### Information
──────

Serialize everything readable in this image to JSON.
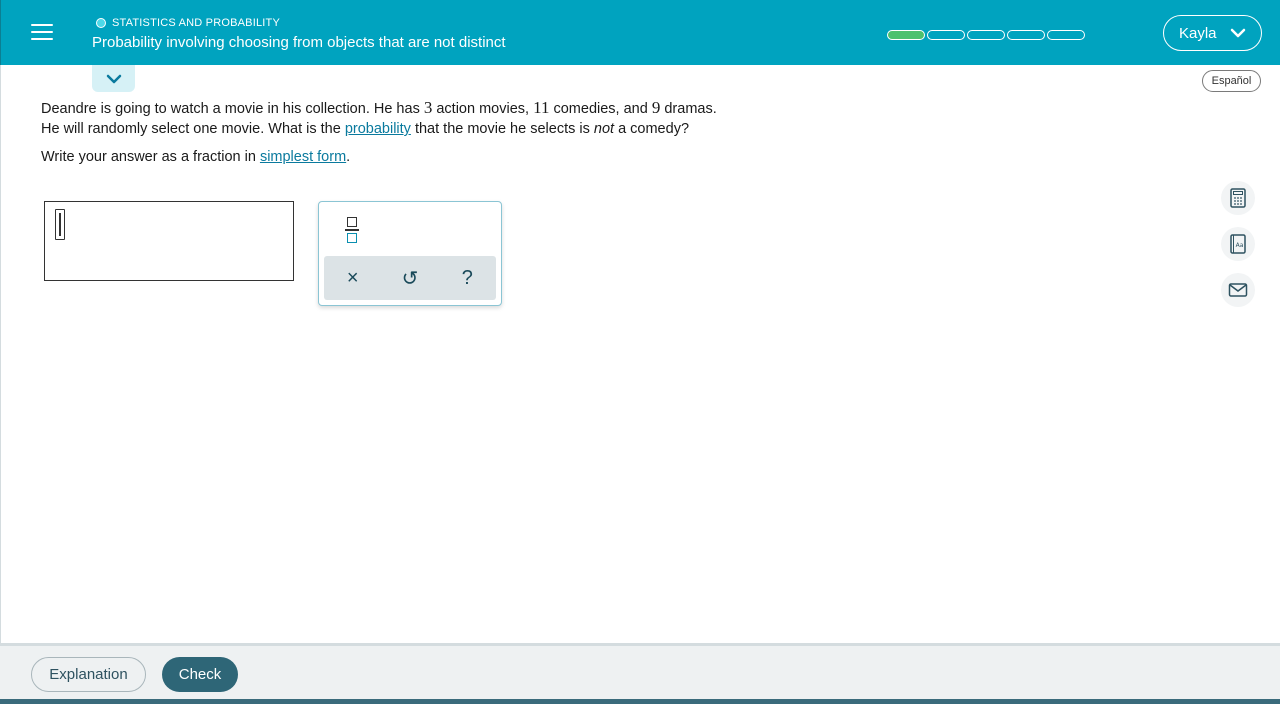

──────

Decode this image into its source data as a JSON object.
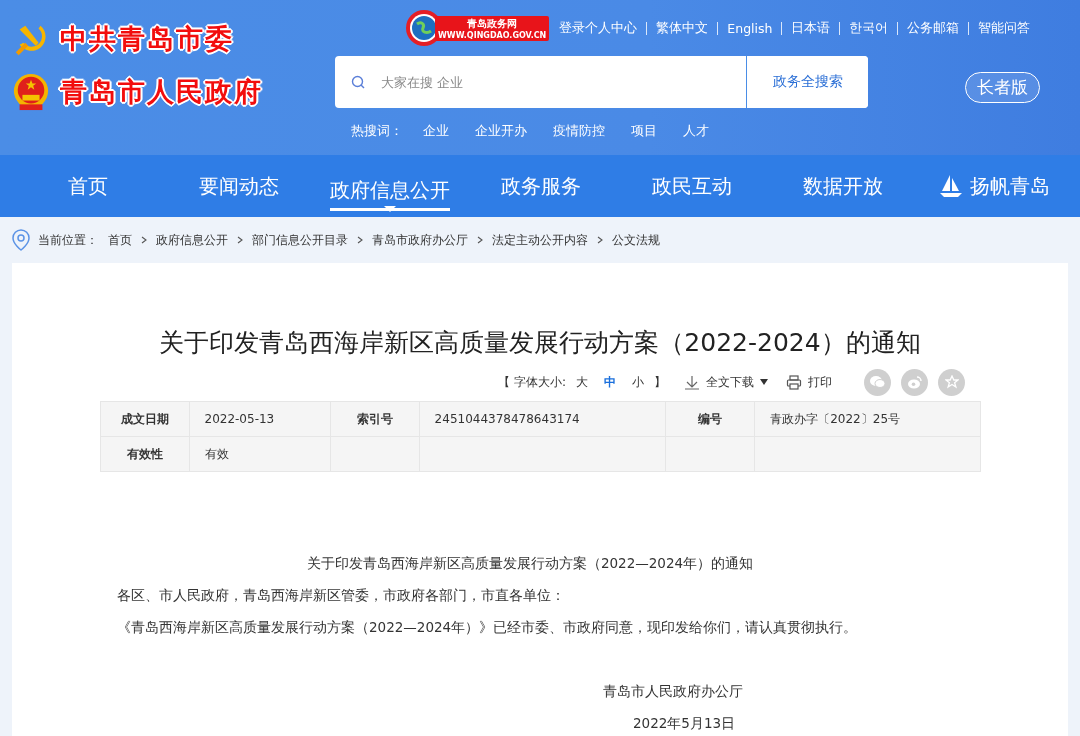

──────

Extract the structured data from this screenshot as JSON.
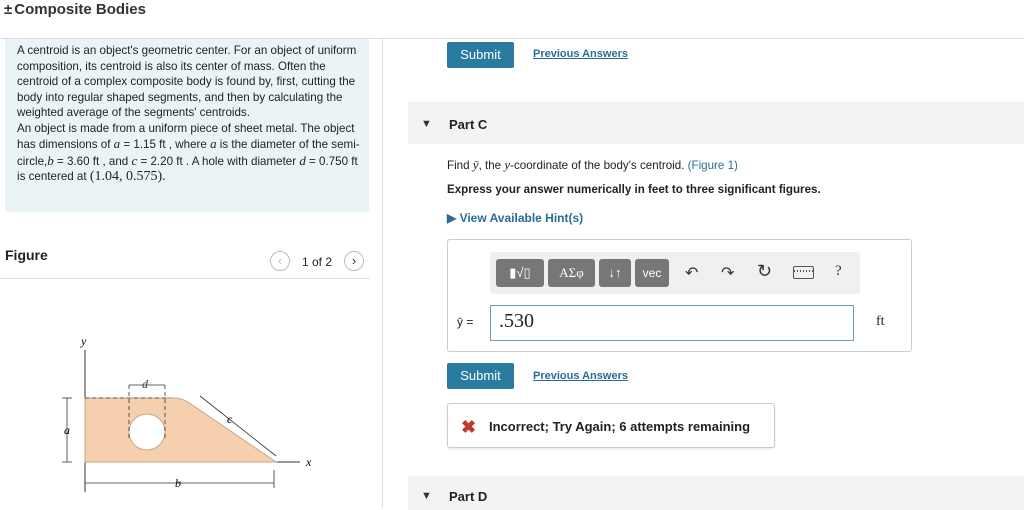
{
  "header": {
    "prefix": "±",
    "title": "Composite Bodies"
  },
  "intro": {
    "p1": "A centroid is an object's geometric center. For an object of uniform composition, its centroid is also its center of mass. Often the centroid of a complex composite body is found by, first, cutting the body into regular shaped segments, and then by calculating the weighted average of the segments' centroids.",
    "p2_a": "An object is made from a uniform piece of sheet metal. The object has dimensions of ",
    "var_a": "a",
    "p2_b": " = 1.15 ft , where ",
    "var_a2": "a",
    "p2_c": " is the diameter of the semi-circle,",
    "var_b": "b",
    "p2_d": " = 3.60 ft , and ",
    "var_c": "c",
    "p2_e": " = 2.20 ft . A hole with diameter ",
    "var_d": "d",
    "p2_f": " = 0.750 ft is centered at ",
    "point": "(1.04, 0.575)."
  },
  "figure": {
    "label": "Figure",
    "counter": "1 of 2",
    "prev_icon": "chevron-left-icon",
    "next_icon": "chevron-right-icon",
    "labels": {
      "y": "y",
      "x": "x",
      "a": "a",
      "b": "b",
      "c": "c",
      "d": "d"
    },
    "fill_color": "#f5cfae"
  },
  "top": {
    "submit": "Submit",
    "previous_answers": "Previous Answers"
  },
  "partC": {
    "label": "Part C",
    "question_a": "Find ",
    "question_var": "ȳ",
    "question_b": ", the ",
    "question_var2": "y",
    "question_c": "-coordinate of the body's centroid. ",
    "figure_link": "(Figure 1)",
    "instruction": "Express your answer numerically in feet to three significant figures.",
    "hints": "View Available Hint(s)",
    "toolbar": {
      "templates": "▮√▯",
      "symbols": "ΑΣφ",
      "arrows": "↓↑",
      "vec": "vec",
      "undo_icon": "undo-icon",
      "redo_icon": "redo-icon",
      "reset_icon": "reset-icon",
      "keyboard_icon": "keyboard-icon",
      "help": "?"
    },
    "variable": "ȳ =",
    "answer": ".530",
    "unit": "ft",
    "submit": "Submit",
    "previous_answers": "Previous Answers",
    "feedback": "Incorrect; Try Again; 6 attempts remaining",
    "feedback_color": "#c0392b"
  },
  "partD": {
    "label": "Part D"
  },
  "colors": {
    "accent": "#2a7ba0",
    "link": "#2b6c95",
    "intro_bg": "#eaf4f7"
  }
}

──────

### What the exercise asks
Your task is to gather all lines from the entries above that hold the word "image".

### Answer section
Serialize everything readable in this image to JSON.
Decode this image into its source data as a JSON object.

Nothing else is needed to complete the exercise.